Work required → Without adding anything, give again the lines from the one holding "Give me the" through the final line of the records, exactly, with both ends included and pictures dropped.

==== Dataset content

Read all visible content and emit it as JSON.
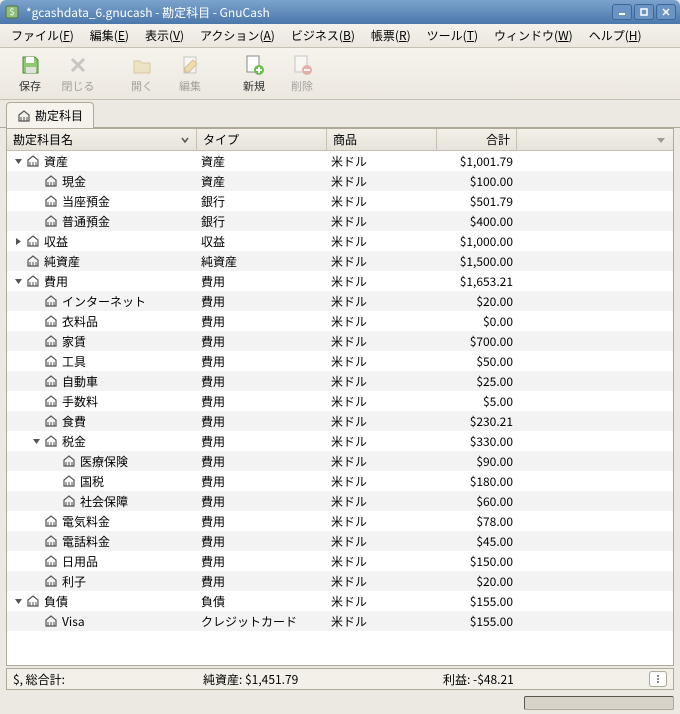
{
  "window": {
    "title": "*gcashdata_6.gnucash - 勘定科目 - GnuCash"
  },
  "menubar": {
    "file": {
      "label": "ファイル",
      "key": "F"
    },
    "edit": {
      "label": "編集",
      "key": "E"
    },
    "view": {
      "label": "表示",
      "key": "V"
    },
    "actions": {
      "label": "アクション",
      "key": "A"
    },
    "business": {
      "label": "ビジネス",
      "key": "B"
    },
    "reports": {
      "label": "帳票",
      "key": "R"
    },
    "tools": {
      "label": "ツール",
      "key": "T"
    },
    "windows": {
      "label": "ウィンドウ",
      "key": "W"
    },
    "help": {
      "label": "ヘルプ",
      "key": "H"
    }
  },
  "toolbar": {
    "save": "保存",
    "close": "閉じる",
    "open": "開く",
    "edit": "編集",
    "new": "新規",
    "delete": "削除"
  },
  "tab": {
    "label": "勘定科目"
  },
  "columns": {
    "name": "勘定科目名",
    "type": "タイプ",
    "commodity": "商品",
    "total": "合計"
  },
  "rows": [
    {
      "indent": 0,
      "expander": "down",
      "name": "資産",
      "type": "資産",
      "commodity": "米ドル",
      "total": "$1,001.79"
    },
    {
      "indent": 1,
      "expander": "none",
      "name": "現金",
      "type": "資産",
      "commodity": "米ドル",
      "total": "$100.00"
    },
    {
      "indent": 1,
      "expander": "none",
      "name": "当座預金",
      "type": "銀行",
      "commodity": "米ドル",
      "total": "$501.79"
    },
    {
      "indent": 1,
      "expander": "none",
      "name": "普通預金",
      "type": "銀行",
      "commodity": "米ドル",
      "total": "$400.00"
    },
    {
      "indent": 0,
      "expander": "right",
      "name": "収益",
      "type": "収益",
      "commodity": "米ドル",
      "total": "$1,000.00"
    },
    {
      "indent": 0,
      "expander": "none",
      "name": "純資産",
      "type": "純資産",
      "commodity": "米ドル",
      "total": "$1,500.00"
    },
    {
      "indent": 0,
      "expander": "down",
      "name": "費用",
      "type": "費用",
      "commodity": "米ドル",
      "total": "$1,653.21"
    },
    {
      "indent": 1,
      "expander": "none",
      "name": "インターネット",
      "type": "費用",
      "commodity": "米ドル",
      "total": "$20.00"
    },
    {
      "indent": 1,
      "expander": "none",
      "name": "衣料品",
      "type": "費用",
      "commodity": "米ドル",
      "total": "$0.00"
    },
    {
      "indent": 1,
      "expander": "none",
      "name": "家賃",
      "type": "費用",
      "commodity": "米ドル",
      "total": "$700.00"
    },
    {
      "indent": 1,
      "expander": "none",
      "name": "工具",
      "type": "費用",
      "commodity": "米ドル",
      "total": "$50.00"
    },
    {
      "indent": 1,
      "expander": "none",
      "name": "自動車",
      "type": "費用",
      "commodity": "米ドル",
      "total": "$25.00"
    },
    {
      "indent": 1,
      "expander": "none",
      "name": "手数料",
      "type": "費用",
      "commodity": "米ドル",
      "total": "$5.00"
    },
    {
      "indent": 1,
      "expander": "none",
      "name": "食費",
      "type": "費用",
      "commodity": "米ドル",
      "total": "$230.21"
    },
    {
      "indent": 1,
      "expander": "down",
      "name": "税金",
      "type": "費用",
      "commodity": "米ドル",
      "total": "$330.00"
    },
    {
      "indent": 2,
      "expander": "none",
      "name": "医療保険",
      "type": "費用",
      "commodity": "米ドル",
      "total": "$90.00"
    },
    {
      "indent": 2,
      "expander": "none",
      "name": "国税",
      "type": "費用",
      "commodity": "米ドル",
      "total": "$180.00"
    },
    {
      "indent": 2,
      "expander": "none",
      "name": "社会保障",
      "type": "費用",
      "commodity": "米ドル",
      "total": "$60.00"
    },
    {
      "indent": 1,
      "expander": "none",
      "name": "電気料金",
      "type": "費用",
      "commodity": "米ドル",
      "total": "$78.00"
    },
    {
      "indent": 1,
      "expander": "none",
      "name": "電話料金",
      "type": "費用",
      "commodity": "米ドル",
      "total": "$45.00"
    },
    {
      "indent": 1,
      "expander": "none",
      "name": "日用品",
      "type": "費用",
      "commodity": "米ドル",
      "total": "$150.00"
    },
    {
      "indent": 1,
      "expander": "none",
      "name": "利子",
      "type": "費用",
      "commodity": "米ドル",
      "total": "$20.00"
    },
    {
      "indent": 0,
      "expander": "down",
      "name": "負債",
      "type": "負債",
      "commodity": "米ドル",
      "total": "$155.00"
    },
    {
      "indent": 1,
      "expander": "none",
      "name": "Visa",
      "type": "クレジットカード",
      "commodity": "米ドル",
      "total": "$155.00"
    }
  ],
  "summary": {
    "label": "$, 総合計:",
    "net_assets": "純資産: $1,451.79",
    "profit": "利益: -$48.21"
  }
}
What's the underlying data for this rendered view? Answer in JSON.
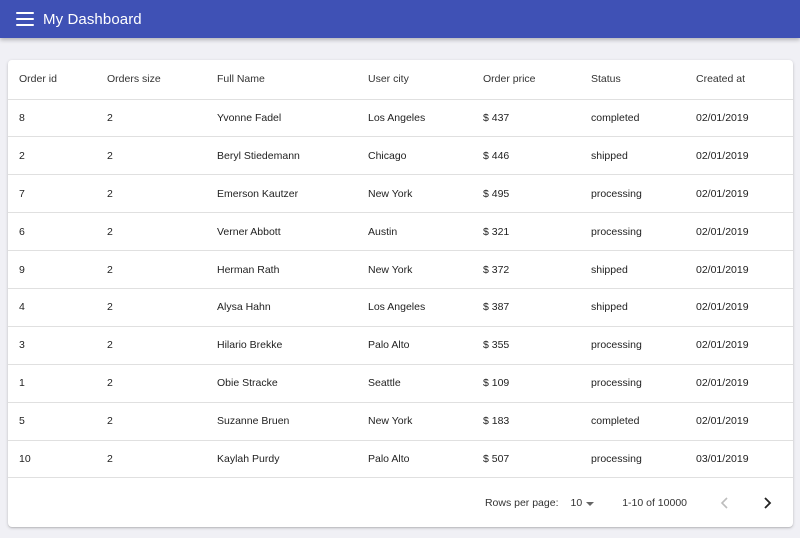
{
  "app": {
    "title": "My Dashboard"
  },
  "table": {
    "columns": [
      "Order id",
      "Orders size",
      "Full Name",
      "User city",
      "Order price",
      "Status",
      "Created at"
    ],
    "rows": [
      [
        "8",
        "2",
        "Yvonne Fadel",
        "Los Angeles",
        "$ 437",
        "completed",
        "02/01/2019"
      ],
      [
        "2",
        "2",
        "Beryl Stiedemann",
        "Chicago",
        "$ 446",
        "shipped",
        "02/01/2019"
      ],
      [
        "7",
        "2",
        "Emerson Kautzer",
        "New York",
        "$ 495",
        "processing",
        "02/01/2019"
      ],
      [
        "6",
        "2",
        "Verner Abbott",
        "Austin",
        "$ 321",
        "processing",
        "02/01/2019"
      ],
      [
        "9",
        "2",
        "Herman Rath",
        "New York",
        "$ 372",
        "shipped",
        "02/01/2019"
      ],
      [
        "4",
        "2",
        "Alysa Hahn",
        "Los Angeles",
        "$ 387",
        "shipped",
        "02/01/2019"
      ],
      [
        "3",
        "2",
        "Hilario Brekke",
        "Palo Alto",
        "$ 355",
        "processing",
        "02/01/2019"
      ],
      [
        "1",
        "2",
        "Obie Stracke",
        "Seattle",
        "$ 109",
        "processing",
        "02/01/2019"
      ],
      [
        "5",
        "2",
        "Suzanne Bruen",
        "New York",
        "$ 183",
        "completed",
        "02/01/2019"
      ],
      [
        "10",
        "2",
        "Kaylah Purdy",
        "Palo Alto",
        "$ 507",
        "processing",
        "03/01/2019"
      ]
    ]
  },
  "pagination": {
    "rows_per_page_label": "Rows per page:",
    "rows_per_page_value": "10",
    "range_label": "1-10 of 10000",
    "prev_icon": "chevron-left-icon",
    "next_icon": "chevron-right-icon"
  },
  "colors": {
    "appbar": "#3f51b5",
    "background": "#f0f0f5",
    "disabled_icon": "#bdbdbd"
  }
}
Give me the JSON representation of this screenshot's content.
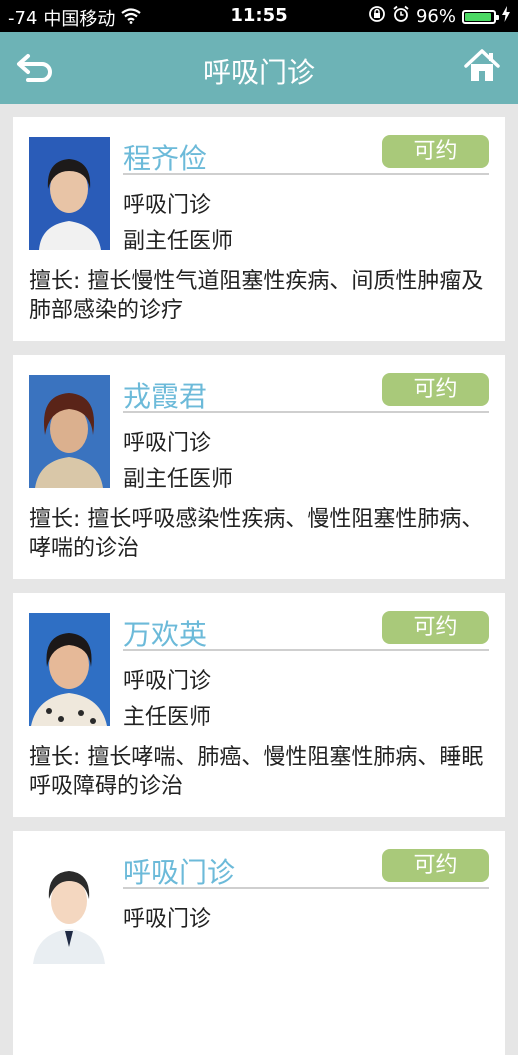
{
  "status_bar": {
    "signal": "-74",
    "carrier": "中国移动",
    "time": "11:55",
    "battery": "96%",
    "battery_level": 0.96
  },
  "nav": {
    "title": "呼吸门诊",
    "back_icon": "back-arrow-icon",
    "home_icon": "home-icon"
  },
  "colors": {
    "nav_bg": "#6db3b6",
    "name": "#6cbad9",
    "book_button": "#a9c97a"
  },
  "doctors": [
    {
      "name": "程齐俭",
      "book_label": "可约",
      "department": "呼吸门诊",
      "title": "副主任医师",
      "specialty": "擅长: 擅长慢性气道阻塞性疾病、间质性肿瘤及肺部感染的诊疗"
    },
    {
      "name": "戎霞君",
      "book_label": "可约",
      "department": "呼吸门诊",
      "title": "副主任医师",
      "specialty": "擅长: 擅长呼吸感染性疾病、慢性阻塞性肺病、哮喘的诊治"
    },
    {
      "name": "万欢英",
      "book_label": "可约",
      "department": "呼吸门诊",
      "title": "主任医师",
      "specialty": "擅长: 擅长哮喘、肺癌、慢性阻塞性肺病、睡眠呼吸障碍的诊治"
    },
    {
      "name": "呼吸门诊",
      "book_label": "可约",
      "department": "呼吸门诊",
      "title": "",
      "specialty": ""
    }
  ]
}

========

Solution to the problem →
Give me the JSON representation of this screenshot's content.
{
  "status_bar": {
    "signal": "-74",
    "carrier": "中国移动",
    "time": "11:55",
    "battery": "96%",
    "battery_level": 0.96
  },
  "nav": {
    "title": "呼吸门诊",
    "back_icon": "back-arrow-icon",
    "home_icon": "home-icon"
  },
  "colors": {
    "nav_bg": "#6db3b6",
    "name": "#6cbad9",
    "book_button": "#a9c97a"
  },
  "doctors": [
    {
      "name": "程齐俭",
      "book_label": "可约",
      "department": "呼吸门诊",
      "title": "副主任医师",
      "specialty": "擅长: 擅长慢性气道阻塞性疾病、间质性肿瘤及肺部感染的诊疗"
    },
    {
      "name": "戎霞君",
      "book_label": "可约",
      "department": "呼吸门诊",
      "title": "副主任医师",
      "specialty": "擅长: 擅长呼吸感染性疾病、慢性阻塞性肺病、哮喘的诊治"
    },
    {
      "name": "万欢英",
      "book_label": "可约",
      "department": "呼吸门诊",
      "title": "主任医师",
      "specialty": "擅长: 擅长哮喘、肺癌、慢性阻塞性肺病、睡眠呼吸障碍的诊治"
    },
    {
      "name": "呼吸门诊",
      "book_label": "可约",
      "department": "呼吸门诊",
      "title": "",
      "specialty": ""
    }
  ]
}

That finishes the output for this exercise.